Russian President Vladimir Putin has ordered to allow visa-free travel from countries regardless of their visa policies toward Russian citizens.
A Kremlin decree dated Oct. 30 instructs Putin’s cabinet to facilitate visa-free tourism, business, educational, sports and cultural travel even if these countries require visas for Russians to visit.
Ukraine, for example, introduced visa requirements for Russian nationals as Kyiv cut diplomatic ties with Moscow and shut its borders with Russia in response to the Kremlin’s Feb. 24 invasion.
Putin set a June 2023 deadline for his prime minister, foreign and interior ministers, as well as the head of the Federal Security Service (FSB), to report on his proposals.
Additionally, the president ordered the officials to increase flights, extend tourist visas and renew Russia’s e-visa program for citizens of so-called “friendly” countries.
The order comes as Russia has been plunged into isolation over its widely condemned invasion of Ukraine.
Reciprocal airspace bans between Russia and the EU imposed over the invasion have severely limited travel, while Russia's EU neighbors Finland, Poland, Estonia, Latvia and Lithuania have banned most Russians from crossing their borders.
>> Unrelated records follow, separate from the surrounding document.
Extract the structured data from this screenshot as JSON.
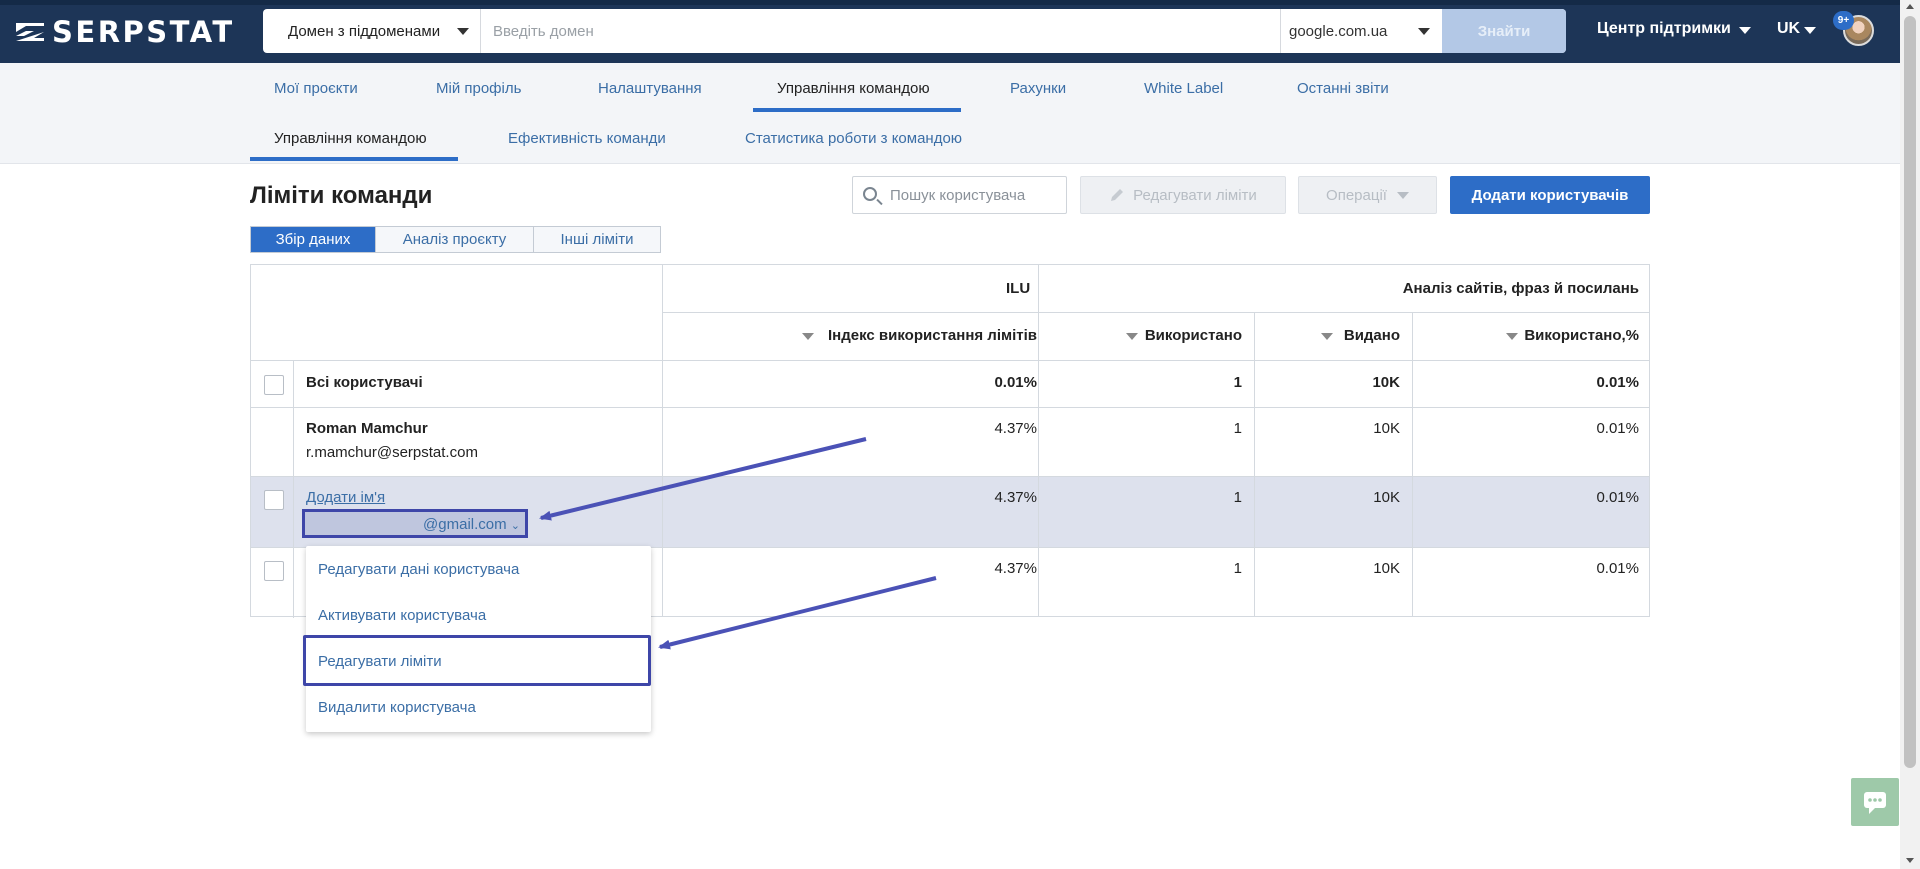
{
  "header": {
    "logo_text": "SERPSTAT",
    "search_type": "Домен з піддоменами",
    "domain_placeholder": "Введіть домен",
    "database": "google.com.ua",
    "find_button": "Знайти",
    "support": "Центр підтримки",
    "language": "UK",
    "notifications_badge": "9+"
  },
  "nav": {
    "tabs": [
      {
        "label": "Мої проєкти"
      },
      {
        "label": "Мій профіль"
      },
      {
        "label": "Налаштування"
      },
      {
        "label": "Управління командою"
      },
      {
        "label": "Рахунки"
      },
      {
        "label": "White Label"
      },
      {
        "label": "Останні звіти"
      }
    ],
    "subtabs": [
      {
        "label": "Управління командою"
      },
      {
        "label": "Ефективність команди"
      },
      {
        "label": "Статистика роботи з командою"
      }
    ]
  },
  "main": {
    "title": "Ліміти команди",
    "user_search_placeholder": "Пошук користувача",
    "edit_limits_button": "Редагувати ліміти",
    "operations_button": "Операції",
    "add_users_button": "Додати користувачів",
    "segments": [
      {
        "label": "Збір даних"
      },
      {
        "label": "Аналіз проєкту"
      },
      {
        "label": "Інші ліміти"
      }
    ]
  },
  "table": {
    "group_ilu": "ILU",
    "group_analysis": "Аналіз сайтів, фраз й посилань",
    "col_index": "Індекс використання лімітів",
    "col_used": "Використано",
    "col_issued": "Видано",
    "col_used_pct": "Використано,%",
    "rows": [
      {
        "name": "Всі користувачі",
        "email": "",
        "index": "0.01%",
        "used": "1",
        "issued": "10K",
        "pct": "0.01%"
      },
      {
        "name": "Roman Mamchur",
        "email": "r.mamchur@serpstat.com",
        "index": "4.37%",
        "used": "1",
        "issued": "10K",
        "pct": "0.01%"
      },
      {
        "name": "Додати ім'я",
        "email": "@gmail.com",
        "index": "4.37%",
        "used": "1",
        "issued": "10K",
        "pct": "0.01%"
      },
      {
        "name": "",
        "email": "",
        "index": "4.37%",
        "used": "1",
        "issued": "10K",
        "pct": "0.01%"
      }
    ]
  },
  "dropdown": {
    "items": [
      {
        "label": "Редагувати дані користувача"
      },
      {
        "label": "Активувати користувача"
      },
      {
        "label": "Редагувати ліміти"
      },
      {
        "label": "Видалити користувача"
      }
    ]
  },
  "colors": {
    "header_bg": "#1d3557",
    "accent": "#2d6dc7",
    "annotation": "#3e46a8",
    "link": "#3b6ea6"
  },
  "icons": {
    "logo": "serpstat-logo-icon",
    "search": "search-icon",
    "edit": "pencil-icon",
    "chat": "chat-icon"
  }
}
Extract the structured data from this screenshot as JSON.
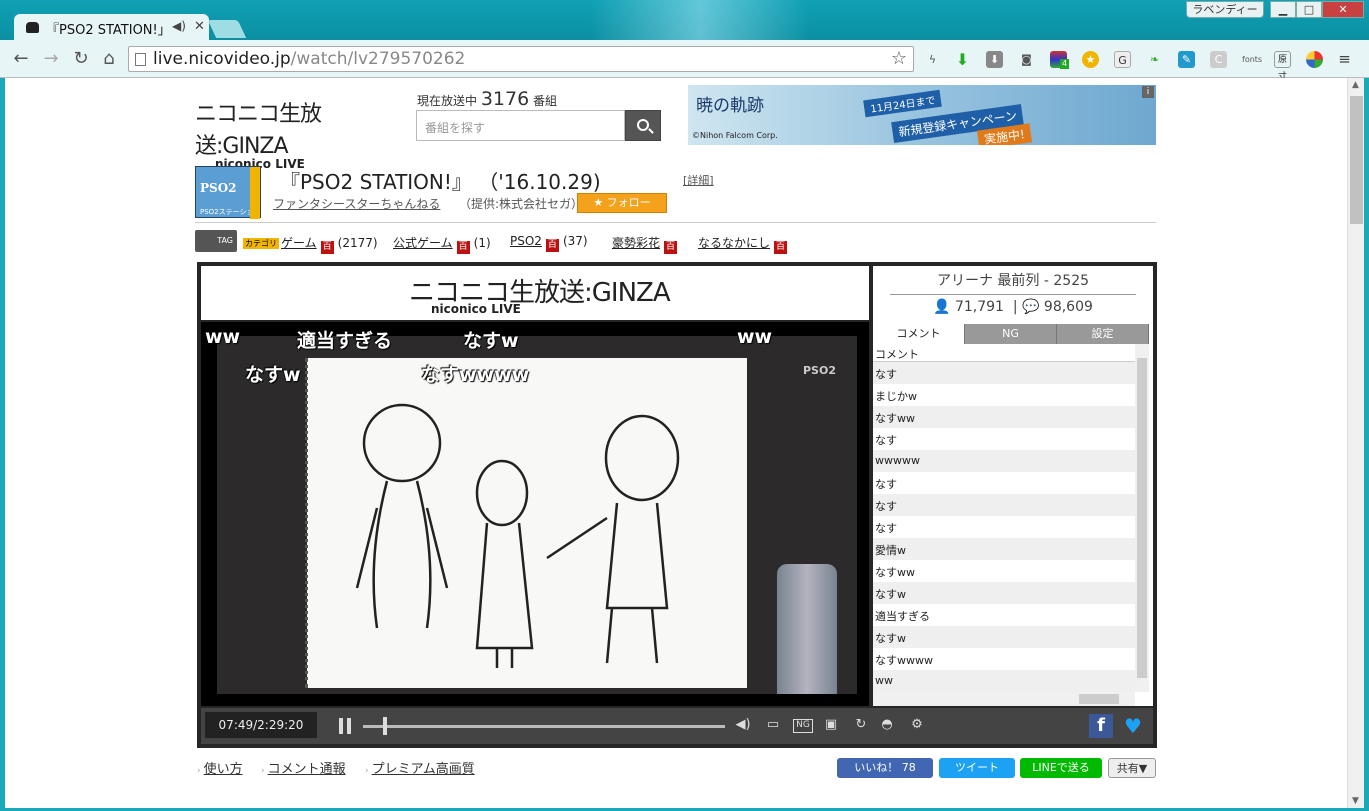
{
  "browser": {
    "tab_title": "『PSO2 STATION!」",
    "profile_label": "ラベンディー",
    "url_host": "live.nicovideo.jp",
    "url_path": "/watch/lv279570262",
    "extensions": [
      "bolt-icon",
      "download-green-icon",
      "download-gray-icon",
      "camera-icon",
      "stack-icon",
      "coin-icon",
      "g-icon",
      "leaf-icon",
      "pen-icon",
      "c-icon",
      "fonts-icon",
      "kanji-icon",
      "globe-icon",
      "menu-icon"
    ],
    "ext_badge": "4",
    "ext_fonts_label": "fonts",
    "ext_kanji_label": "原寸"
  },
  "header": {
    "logo_main": "ニコニコ生放送",
    "logo_sub": ":GINZA",
    "logo_en": "niconico LIVE",
    "live_prefix": "現在放送中",
    "live_count": "3176",
    "live_suffix": "番組",
    "search_placeholder": "番組を探す",
    "ad": {
      "title": "暁の軌跡",
      "company": "©Nihon Falcom Corp.",
      "promo1": "11月24日まで",
      "promo2": "新規登録キャンペーン",
      "promo3": "実施中!",
      "info": "i"
    }
  },
  "program": {
    "thumb_top": "PSO2",
    "thumb_bottom": "PSO2ステーション!",
    "title": "『PSO2 STATION!』 （'16.10.29)",
    "detail_link": "[詳細]",
    "channel": "ファンタシースターちゃんねる",
    "provider": "（提供:株式会社セガ）",
    "follow": "★ フォロー"
  },
  "tags": {
    "icon_label": "TAG",
    "category_badge": "カテゴリ",
    "dic_label": "百",
    "items": [
      {
        "name": "ゲーム",
        "count": "(2177)"
      },
      {
        "name": "公式ゲーム",
        "count": "(1)"
      },
      {
        "name": "PSO2",
        "count": "(37)"
      },
      {
        "name": "豪勢彩花",
        "count": ""
      },
      {
        "name": "なるなかにし",
        "count": ""
      }
    ]
  },
  "player": {
    "logo_main": "ニコニコ生放送",
    "logo_sub": ":GINZA",
    "logo_en": "niconico LIVE",
    "video_watermark": "PSO2",
    "overlay_comments": [
      "ww",
      "適当すぎる",
      "なすw",
      "ww",
      "なすw",
      "なすwwww"
    ],
    "time": "07:49/2:29:20",
    "seek_progress": 0.055,
    "room": "アリーナ 最前列 - 2525",
    "viewers": "71,791",
    "comments_count": "98,609",
    "side_tabs": [
      "コメント",
      "NG",
      "設定"
    ],
    "comment_header": "コメント",
    "comments": [
      "なす",
      "まじかw",
      "なすww",
      "なす",
      "wwwww",
      "なす",
      "なす",
      "なす",
      "愛情w",
      "なすww",
      "なすw",
      "適当すぎる",
      "なすw",
      "なすwwww",
      "ww"
    ]
  },
  "footer": {
    "links": [
      "使い方",
      "コメント通報",
      "プレミアム高画質"
    ],
    "like": "いいね！ 78",
    "tweet": "ツイート",
    "line": "LINEで送る",
    "share": "共有▼"
  }
}
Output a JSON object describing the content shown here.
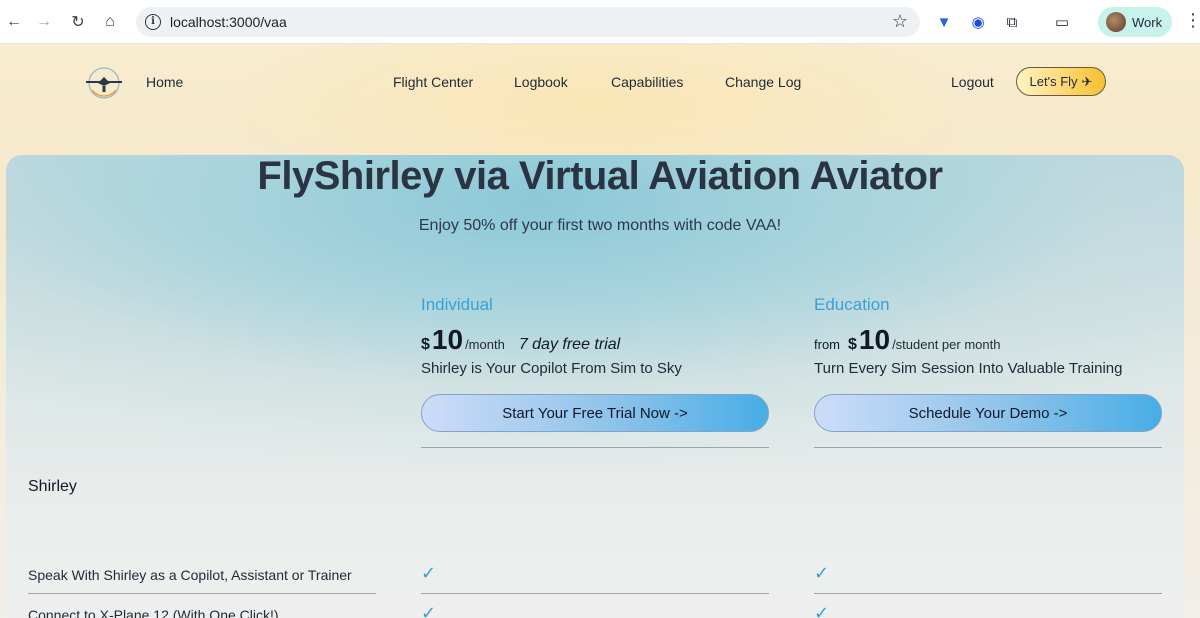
{
  "browser": {
    "url": "localhost:3000/vaa",
    "profile_label": "Work"
  },
  "nav": {
    "home": "Home",
    "flight_center": "Flight Center",
    "logbook": "Logbook",
    "capabilities": "Capabilities",
    "change_log": "Change Log",
    "logout": "Logout",
    "lets_fly": "Let's Fly"
  },
  "hero": {
    "title": "FlyShirley via Virtual Aviation Aviator",
    "subtitle": "Enjoy 50% off your first two months with code VAA!"
  },
  "plans": [
    {
      "name": "Individual",
      "from": "",
      "currency": "$",
      "amount": "10",
      "period": "/month",
      "trial": "7 day free trial",
      "tagline": "Shirley is Your Copilot From Sim to Sky",
      "cta": "Start Your Free Trial Now ->"
    },
    {
      "name": "Education",
      "from": "from",
      "currency": "$",
      "amount": "10",
      "period": "/student per month",
      "trial": "",
      "tagline": "Turn Every Sim Session Into Valuable Training",
      "cta": "Schedule Your Demo ->"
    }
  ],
  "features": {
    "section_title": "Shirley",
    "rows": [
      {
        "label": "Speak With Shirley as a Copilot, Assistant or Trainer",
        "individual": "✓",
        "education": "✓"
      },
      {
        "label": "Connect to X-Plane 12 (With One Click!)",
        "individual": "✓",
        "education": "✓"
      }
    ]
  },
  "colors": {
    "accent_blue": "#3a9fd9",
    "fly_button": "#ffd56a"
  }
}
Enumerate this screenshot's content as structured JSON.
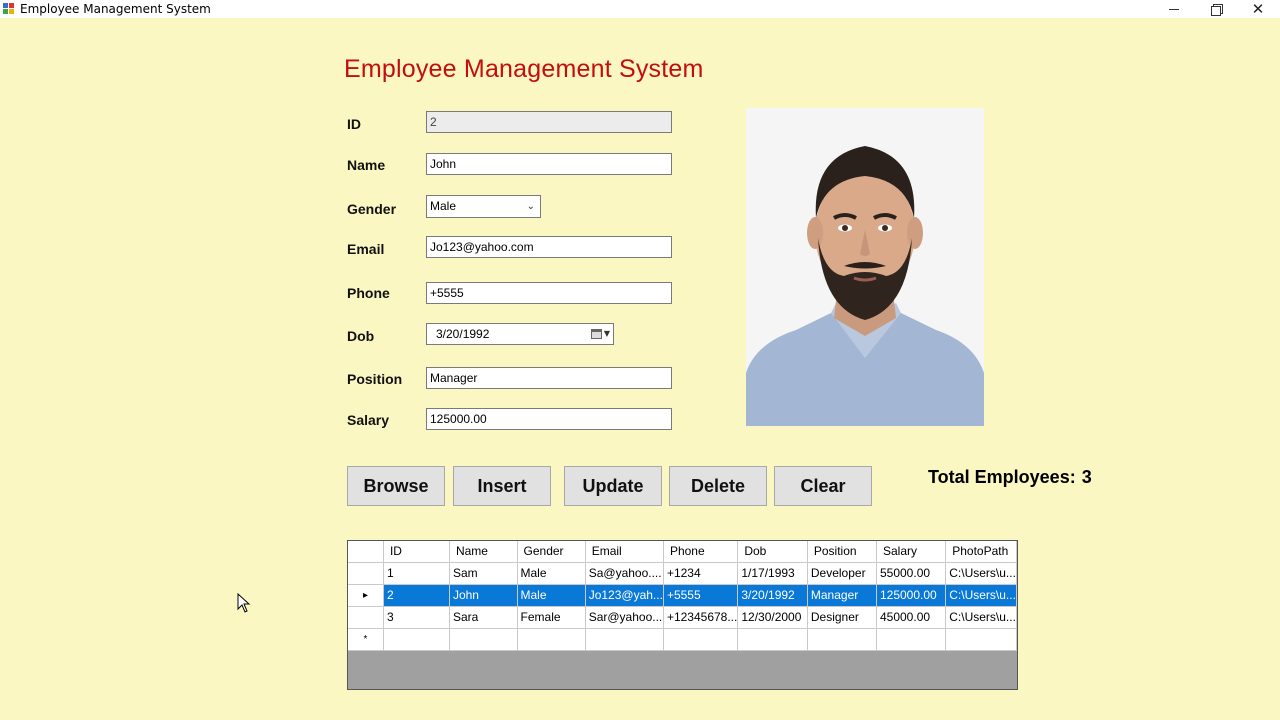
{
  "window": {
    "title": "Employee Management System"
  },
  "header": {
    "title": "Employee Management System"
  },
  "form": {
    "id": {
      "label": "ID",
      "value": "2"
    },
    "name": {
      "label": "Name",
      "value": "John"
    },
    "gender": {
      "label": "Gender",
      "value": "Male"
    },
    "email": {
      "label": "Email",
      "value": "Jo123@yahoo.com"
    },
    "phone": {
      "label": "Phone",
      "value": "+5555"
    },
    "dob": {
      "label": "Dob",
      "value": "3/20/1992"
    },
    "position": {
      "label": "Position",
      "value": "Manager"
    },
    "salary": {
      "label": "Salary",
      "value": "125000.00"
    }
  },
  "buttons": {
    "browse": "Browse",
    "insert": "Insert",
    "update": "Update",
    "delete": "Delete",
    "clear": "Clear"
  },
  "summary": {
    "label": "Total Employees:",
    "count": "3"
  },
  "grid": {
    "columns": [
      "ID",
      "Name",
      "Gender",
      "Email",
      "Phone",
      "Dob",
      "Position",
      "Salary",
      "PhotoPath"
    ],
    "rows": [
      [
        "1",
        "Sam",
        "Male",
        "Sa@yahoo....",
        "+1234",
        "1/17/1993",
        "Developer",
        "55000.00",
        "C:\\Users\\u..."
      ],
      [
        "2",
        "John",
        "Male",
        "Jo123@yah...",
        "+5555",
        "3/20/1992",
        "Manager",
        "125000.00",
        "C:\\Users\\u..."
      ],
      [
        "3",
        "Sara",
        "Female",
        "Sar@yahoo...",
        "+12345678...",
        "12/30/2000",
        "Designer",
        "45000.00",
        "C:\\Users\\u..."
      ]
    ],
    "selected_row": 1,
    "selected_marker": "▸",
    "new_row_marker": "*"
  },
  "icons": {
    "app": "app-icon",
    "minimize": "minimize-icon",
    "maximize": "restore-icon",
    "close": "close-icon"
  },
  "colors": {
    "background": "#fbf7c3",
    "title": "#c40d0d",
    "selection": "#0a78d7"
  }
}
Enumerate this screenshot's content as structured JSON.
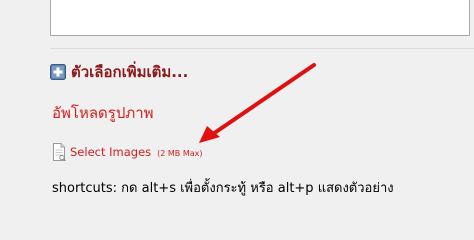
{
  "more_options": {
    "label": "ตัวเลือกเพิ่มเติม...",
    "icon": "plus-square-icon"
  },
  "upload": {
    "link_label": "อัพโหลดรูปภาพ",
    "select_label": "Select Images",
    "max_size": "(2 MB Max)",
    "icon": "file-icon"
  },
  "shortcuts": {
    "text": "shortcuts: กด alt+s เพื่อตั้งกระทู้ หรือ alt+p แสดงตัวอย่าง"
  },
  "annotation": {
    "arrow_color": "#e01010",
    "icon": "arrow-annotation"
  },
  "colors": {
    "link_red": "#d42020",
    "heading_dark_red": "#8b1a1a",
    "background": "#f0f0f0"
  }
}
Russia has since 2021 maintained and expanded a list of “unfriendly” countries, which includes the United States, the United Kingdom, EU members and their Western allies, in response to economic sanctions.
The clause on visa-free travel in the Kremlin's decree does not contain mentions of “friendly” or “unfriendly” countries.
In a closely watched anti-Western speech last week, Putin hailed African, Latin American and certain Asian countries as “friends of Russia.”
Russia’s Foreign Ministry told state media Wednesday that it would prepare proposals on e-visas by the end of 2022.